Testing, Testing, 1, 2, OB: What to expect from your well-visit tests and screenings

It goes without saying that it’s better to be proactive than reactive when it comes to most things. For most people that means routine well visits with their general practitioner, regular trips to the dentist, and annual eye exams for those with glasses. 

Making sure that you get that annual trip to the Obstetrician-Gynecologist is equally as important as any one of these things, despite the stigma that it’s embarrassing and dreaded by most women.

What many women overlook is the holistic care OB/GYNs provide. 

An article on Health.gov outlines the three components of a well-visit quite simply: the purpose is to document your health habits and history, get a physical exam, and set health goals. Each of these elements are reviewed consistently over time to ensure your overall health and well-being.

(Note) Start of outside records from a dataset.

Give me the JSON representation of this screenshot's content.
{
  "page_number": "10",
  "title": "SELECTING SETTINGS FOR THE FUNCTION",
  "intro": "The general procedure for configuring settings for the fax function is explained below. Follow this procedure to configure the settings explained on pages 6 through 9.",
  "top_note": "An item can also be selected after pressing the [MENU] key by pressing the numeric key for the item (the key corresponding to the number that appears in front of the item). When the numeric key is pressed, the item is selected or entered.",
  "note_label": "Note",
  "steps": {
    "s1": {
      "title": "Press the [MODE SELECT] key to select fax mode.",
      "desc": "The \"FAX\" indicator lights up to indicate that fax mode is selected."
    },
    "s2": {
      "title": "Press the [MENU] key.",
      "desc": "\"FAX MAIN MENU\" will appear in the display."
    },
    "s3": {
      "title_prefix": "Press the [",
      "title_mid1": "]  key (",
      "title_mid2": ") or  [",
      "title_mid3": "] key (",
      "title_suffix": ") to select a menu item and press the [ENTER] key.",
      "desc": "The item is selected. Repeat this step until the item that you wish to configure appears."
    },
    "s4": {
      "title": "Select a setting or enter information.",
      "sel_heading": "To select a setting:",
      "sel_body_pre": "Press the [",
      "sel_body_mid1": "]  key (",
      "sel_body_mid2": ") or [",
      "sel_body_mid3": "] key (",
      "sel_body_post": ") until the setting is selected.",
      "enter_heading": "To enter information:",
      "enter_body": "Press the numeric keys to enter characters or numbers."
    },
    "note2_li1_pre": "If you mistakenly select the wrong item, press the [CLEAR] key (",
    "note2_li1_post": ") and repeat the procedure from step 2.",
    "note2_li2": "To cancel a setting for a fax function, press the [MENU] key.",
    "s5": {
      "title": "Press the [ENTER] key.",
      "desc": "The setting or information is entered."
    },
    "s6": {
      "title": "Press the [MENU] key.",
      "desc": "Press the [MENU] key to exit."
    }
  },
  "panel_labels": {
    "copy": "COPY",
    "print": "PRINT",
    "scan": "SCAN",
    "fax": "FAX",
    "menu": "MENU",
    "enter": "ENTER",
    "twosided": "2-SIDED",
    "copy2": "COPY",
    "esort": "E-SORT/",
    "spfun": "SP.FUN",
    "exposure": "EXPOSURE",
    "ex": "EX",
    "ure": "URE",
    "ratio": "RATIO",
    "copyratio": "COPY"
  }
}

How that breaks down from a screening and testing standpoint depends on a number of things, the most pertinent of which being age.

The American College of Obstetricians and Gynecologists (ACOG) breaks the ages into four categories starting at the age of 13. 

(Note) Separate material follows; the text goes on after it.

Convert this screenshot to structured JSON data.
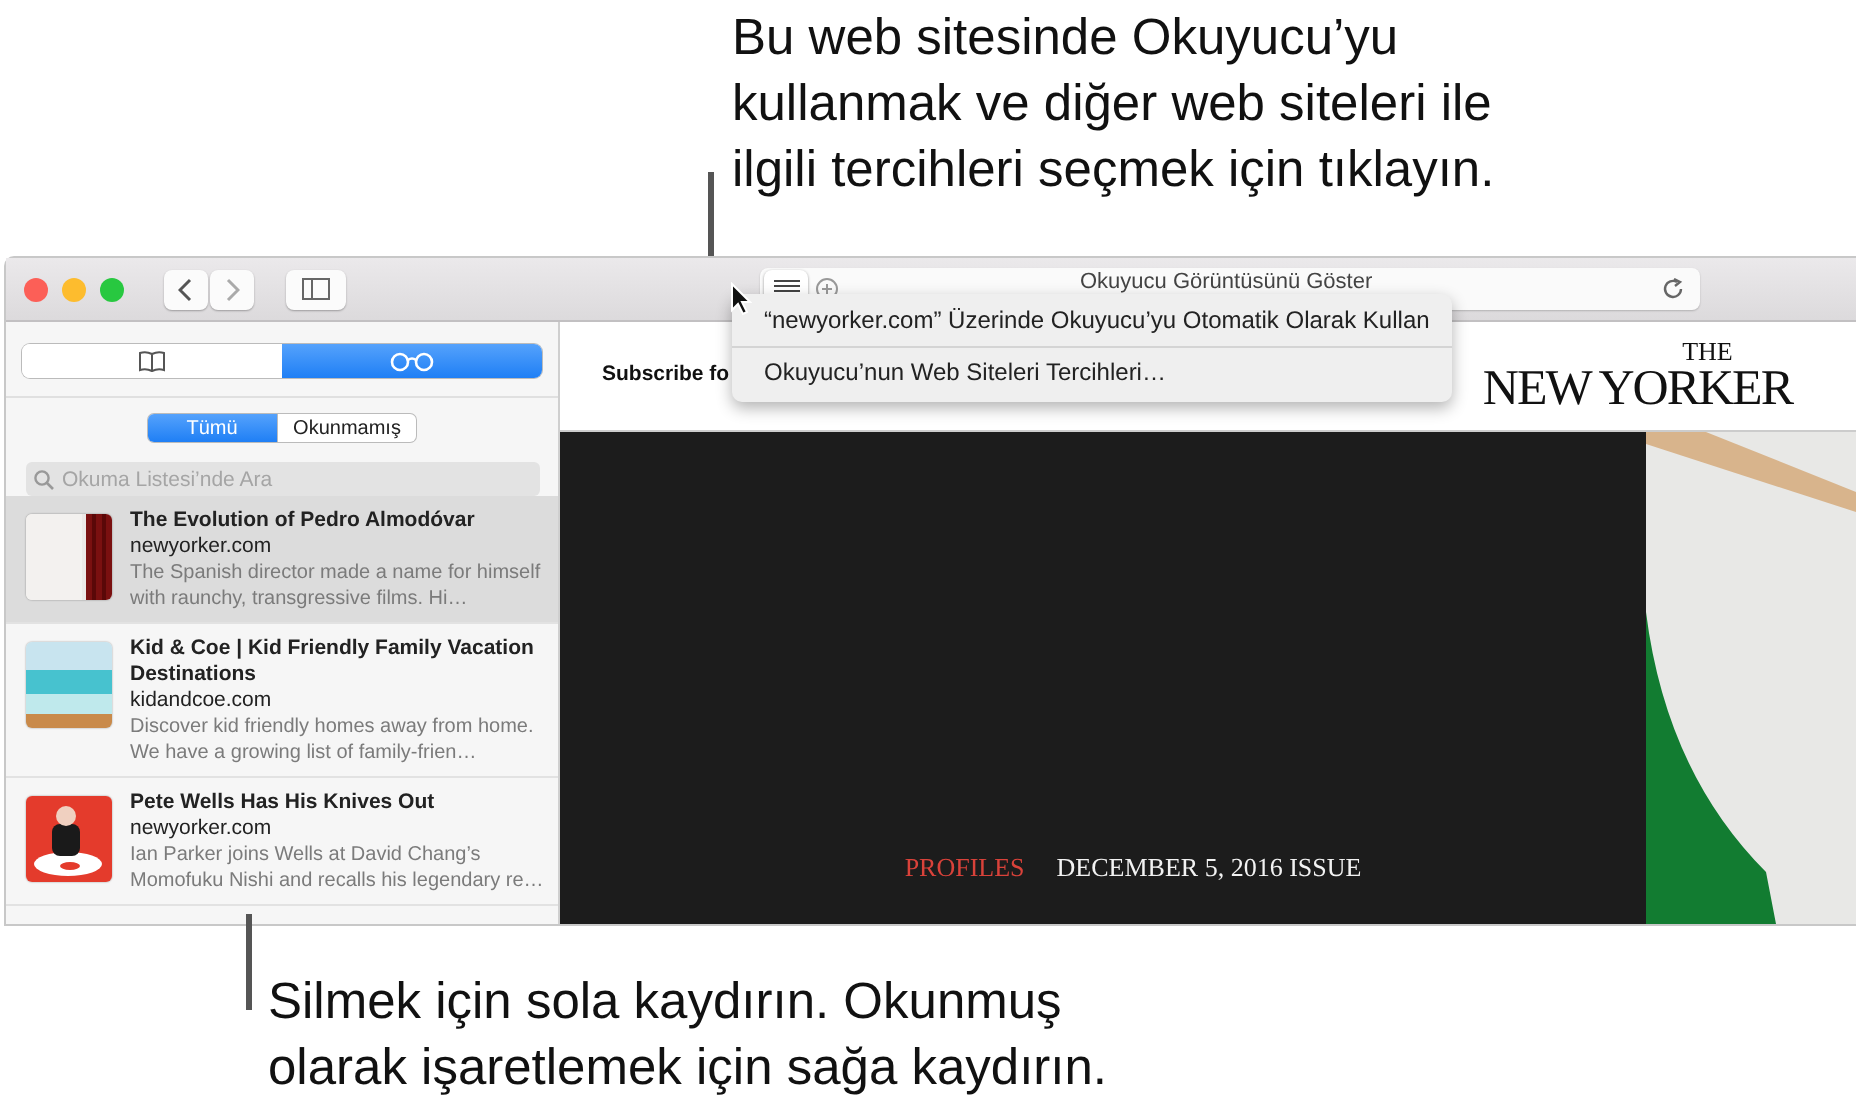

What to expect at any life stage

There are several screenings and tests that apply at any stage of life. It is necessary to share any abnormal bleeding, vaginal itching, foul odors, or any kind of pain and swelling. Each of these may result in tests, but that is something to embrace rather than fear.

Height, weight, blood pressure, and BMI are also commonly addressed throughout a lady’s lifespan. 

What to expect in those teen years

This is where you are just getting to know each other. Depending on specifics like family history and any other risk factors your first trip to the OB/GYN is more like a first date. It’s the getting to know each other phase, and often involves more conversation than examination.

There may be a pelvic exam, as well as an abdominal exam, depending on several health-related factors, as well as testing for STDs if you are sexually active.

As a general rule, pap tests that check for early signs of cervical cancer begin at the age of 21.  You may also begin having breast exams, particularly if there is any history of breast cancer in your family.

There are cases when patients are considered at-risk, requiring them to have additional tests done, but those are discussed thoroughly with you on an as-needed basis.

What to expect in those parenting years

Additional screenings to expect in the window of time between 19 and 39 include the examining the neck for adenopathy and any thyroid issues.

Genetic testing and counseling may incorporate screenings for spinal muscular atrophy, cystic fibrosis carrier, and risk factors for hemoglobinopathy (blood disorders). 

Testing for conditions like diabetes, bone density, colorectal cancer, STDs, tuberculosis, and others may be integrated for high-risk women in this age group. Mammograms may also begin toward the end of this time as well.

What to expect during transitional years

Then comes a time of transition. The years between the ages of 40 and 64 bring changes to the female anatomy, prompting the need to alter the appointments slightly.

Routine colorectal cancer screenings begin at age 50, diabetes testing begins at 45, a lipid profile (cholesterol) assessment is done about every five years and mammograms continue as well.

What to expect in the later years

Congratulations on turning 65! This is all old news to you at this point, but there are a few additional considerations that begin in this life stage. 

Colorectal cancer screenings, bone density screenings, and cervical cytology (pap smear) screenings continue and may pick up in recommended frequency. 

Your health and wellness is a marathon, not a sprint. Taking all of this into account, it is crucial to remember this is how you stay proactive with your wellness journey rather than reactive to something negative in the future.

And there is no need to feel nervous about any of it because we are here to help!